■ Brief
Please write out all the entries exactly, without the pictures.

■ Source material
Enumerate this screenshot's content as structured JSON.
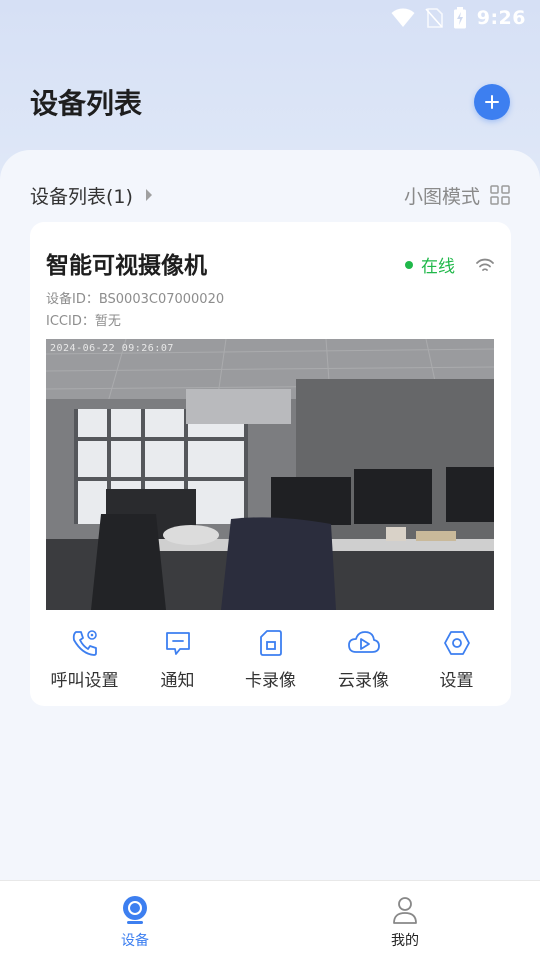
{
  "status_bar": {
    "time": "9:26"
  },
  "header": {
    "title": "设备列表"
  },
  "list": {
    "title": "设备列表(1)",
    "view_mode_label": "小图模式"
  },
  "device": {
    "name": "智能可视摄像机",
    "status": "在线",
    "status_color": "#20b84a",
    "device_id_line": "设备ID：BS0003C07000020",
    "iccid_line": "ICCID：暂无",
    "preview_timestamp": "2024-06-22 09:26:07"
  },
  "actions": [
    {
      "label": "呼叫设置",
      "icon": "phone-call-icon"
    },
    {
      "label": "通知",
      "icon": "message-icon"
    },
    {
      "label": "卡录像",
      "icon": "sd-card-icon"
    },
    {
      "label": "云录像",
      "icon": "cloud-play-icon"
    },
    {
      "label": "设置",
      "icon": "hexagon-settings-icon"
    }
  ],
  "tabbar": {
    "tabs": [
      {
        "label": "设备",
        "icon": "camera-device-icon",
        "active": true
      },
      {
        "label": "我的",
        "icon": "person-icon",
        "active": false
      }
    ]
  },
  "colors": {
    "accent": "#3d7ff0",
    "online": "#20b84a"
  }
}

■ Reply to the exercise
Enumerate this screenshot's content as structured JSON.
{
  "status_bar": {
    "time": "9:26"
  },
  "header": {
    "title": "设备列表"
  },
  "list": {
    "title": "设备列表(1)",
    "view_mode_label": "小图模式"
  },
  "device": {
    "name": "智能可视摄像机",
    "status": "在线",
    "status_color": "#20b84a",
    "device_id_line": "设备ID：BS0003C07000020",
    "iccid_line": "ICCID：暂无",
    "preview_timestamp": "2024-06-22 09:26:07"
  },
  "actions": [
    {
      "label": "呼叫设置",
      "icon": "phone-call-icon"
    },
    {
      "label": "通知",
      "icon": "message-icon"
    },
    {
      "label": "卡录像",
      "icon": "sd-card-icon"
    },
    {
      "label": "云录像",
      "icon": "cloud-play-icon"
    },
    {
      "label": "设置",
      "icon": "hexagon-settings-icon"
    }
  ],
  "tabbar": {
    "tabs": [
      {
        "label": "设备",
        "icon": "camera-device-icon",
        "active": true
      },
      {
        "label": "我的",
        "icon": "person-icon",
        "active": false
      }
    ]
  },
  "colors": {
    "accent": "#3d7ff0",
    "online": "#20b84a"
  }
}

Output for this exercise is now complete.